In Milwaukee’s third season in the league, the duo led the team to its only NBA title in 1971. The Bucks returned to finals three years later, only to lose to the Boston Celtics in seven games.
Robertson retired after that season and Abdul-Jabbar was dealt a year later to the Los Angeles Lakers, ending Milwaukee’s run as an elite franchise.
Now, the Bucks are back in the finals with a whole new group of stars. As they proved In the last two games against the Hawks, they’re certainly more than the Greek Freak.
With Antetokounmpo sidelined for the last two games of the series with a hyperextended left knee, the Bucks turned to his supporting cast to finish off Atlanta. Brooks Lopez had 33 points in Game 5, and three other starters scored at least 22.
Middleton and Holiday carried the load in the deciding game.
Despite a disappointing finish, the Hawks stamped themselves as a future force with a young group that knocked off the New York Knicks and t he top-seeded Philadelphia 76ers to surprisingly advance to the conference finals.
Mired at 14-20 when they fired coach Lloyd Pierce shortly before the All-Star break, Atlanta went on a run under interim coach Nate McMillan that carried the Hawks to the playoffs for the first time since 2017.
The Hawks didn’t stop there, advancing to the conference finals for only the second time with Young leading the way.
After missing Games 4 and 5 with a bone bruise in his right foot, Young was cleared to play shortly before the game. The crowd went nuts when he was introduced as the final member of the starting five.

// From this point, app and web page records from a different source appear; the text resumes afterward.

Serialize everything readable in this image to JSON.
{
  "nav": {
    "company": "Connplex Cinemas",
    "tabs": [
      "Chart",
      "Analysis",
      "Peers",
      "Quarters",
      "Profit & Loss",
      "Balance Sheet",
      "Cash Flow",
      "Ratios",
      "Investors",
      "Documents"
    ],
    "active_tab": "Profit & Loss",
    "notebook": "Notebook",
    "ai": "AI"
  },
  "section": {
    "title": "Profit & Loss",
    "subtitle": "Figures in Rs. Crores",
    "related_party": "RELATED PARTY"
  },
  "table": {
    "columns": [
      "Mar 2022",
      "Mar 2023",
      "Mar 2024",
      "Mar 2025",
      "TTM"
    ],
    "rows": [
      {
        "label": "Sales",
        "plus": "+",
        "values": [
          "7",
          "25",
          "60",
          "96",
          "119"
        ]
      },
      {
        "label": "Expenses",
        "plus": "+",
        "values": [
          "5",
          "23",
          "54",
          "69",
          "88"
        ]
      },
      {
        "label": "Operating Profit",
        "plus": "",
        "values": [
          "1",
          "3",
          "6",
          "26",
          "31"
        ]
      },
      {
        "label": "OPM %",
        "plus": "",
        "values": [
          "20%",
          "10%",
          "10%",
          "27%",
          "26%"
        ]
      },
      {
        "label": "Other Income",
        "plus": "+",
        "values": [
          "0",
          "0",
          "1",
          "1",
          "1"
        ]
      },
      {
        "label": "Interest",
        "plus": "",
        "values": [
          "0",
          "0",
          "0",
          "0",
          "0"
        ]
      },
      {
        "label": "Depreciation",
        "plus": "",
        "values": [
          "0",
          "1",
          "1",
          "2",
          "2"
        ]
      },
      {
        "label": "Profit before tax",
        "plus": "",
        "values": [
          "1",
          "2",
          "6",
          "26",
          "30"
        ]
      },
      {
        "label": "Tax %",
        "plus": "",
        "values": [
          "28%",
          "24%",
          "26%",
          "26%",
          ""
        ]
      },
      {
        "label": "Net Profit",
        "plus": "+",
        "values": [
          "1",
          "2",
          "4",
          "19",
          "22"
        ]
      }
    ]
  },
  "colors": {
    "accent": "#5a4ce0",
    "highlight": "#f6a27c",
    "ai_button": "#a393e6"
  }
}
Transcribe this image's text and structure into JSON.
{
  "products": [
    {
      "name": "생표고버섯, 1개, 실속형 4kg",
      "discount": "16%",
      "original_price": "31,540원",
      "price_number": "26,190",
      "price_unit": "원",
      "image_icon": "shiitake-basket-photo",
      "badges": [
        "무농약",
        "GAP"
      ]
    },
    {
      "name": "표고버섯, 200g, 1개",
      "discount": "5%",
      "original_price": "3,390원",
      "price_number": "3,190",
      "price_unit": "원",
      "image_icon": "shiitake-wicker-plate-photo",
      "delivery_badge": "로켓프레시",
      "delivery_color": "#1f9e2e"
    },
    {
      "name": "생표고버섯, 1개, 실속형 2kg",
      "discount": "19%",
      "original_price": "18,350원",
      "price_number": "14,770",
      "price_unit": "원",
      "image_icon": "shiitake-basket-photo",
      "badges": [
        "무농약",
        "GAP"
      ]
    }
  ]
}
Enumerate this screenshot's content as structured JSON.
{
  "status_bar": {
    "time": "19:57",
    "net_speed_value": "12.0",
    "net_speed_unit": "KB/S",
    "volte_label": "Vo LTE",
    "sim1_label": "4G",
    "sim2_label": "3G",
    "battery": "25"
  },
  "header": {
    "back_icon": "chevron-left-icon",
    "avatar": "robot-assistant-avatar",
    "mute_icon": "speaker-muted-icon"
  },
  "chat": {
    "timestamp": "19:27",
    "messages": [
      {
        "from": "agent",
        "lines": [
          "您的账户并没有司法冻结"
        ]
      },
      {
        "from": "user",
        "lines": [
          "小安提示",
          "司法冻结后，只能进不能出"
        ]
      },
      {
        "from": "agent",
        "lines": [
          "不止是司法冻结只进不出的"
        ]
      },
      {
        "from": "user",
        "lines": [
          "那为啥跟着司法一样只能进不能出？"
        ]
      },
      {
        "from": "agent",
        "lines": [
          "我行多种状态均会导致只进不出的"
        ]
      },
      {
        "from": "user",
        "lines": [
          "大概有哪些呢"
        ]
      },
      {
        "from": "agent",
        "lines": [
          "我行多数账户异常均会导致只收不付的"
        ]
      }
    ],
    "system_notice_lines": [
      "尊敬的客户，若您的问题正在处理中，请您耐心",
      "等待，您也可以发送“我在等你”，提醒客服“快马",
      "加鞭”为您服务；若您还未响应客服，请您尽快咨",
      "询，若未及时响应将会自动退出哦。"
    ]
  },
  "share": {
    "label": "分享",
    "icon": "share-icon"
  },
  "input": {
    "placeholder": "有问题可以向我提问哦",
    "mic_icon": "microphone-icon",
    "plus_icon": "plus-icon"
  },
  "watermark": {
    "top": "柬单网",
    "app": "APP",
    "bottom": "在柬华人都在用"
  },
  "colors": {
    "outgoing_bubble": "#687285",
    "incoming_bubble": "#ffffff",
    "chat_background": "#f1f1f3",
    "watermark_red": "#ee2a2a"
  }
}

"He’s baaaaack!" the public-address announcer screamed.
But, clearly, he wasn’t all the way back.
After a nearly week-long layoff, Young seemed tentative and all out of sorts. Sure, he flashed a bit of his old form on a couple of bursts to the basket, but five points in the first half was not at all what the Hawks had come to expect from their breakout star.
Young finished with just 14 points on 4-of-17 shooting.
Neither team seemed capable of winning in the first half.
Atlanta made only 15 of 49 shots (30.6%), including 4 of 16 from beyond the 3-point arc, with nine turnovers. The Bucks weren’t much better, connecting on 17 of 44 (38.6%) overall and just 5 of 19 outside the stripe. Milwaukee turned it over 10 times, split evenly between Middleton and Holiday.
Appropriately, the half ended with Atlanta’s Clint Capela missing right under the basket off a lob pass from Bogdan Bogdanovic, sending the Bucks to the locker room with a 47-43 lead.
PLAYING WITH THE LEAD
Amazingly, there were no lead changes over the final three games of the series.
The Hawks never trailed in Game 4, romping to a 110-88 victory. Milwaukee returned the favor in Game 5, building a 20-point lead in the first quarter and staying out front all the way in a 123-112 triumph.
It was more of the same in the deciding game, which the Bucks led from start to finish.
Bucks: With the Hawks focused on doing a better job in the lane, Lopez was held to 13 points. ... Bobby Portis had 12 points and nine rebounds in his second straight start for Antetokounmpo.
Hawks: Huerter, the surprising star of Atlanta’s Game 7 win over Philadelphia, closed the season with a very tough night. He had only five points on 2-of-10 shooting. ... Bogdanovic had 20 points. ... Atlanta finished 38 of 92 (41.3%) from the field.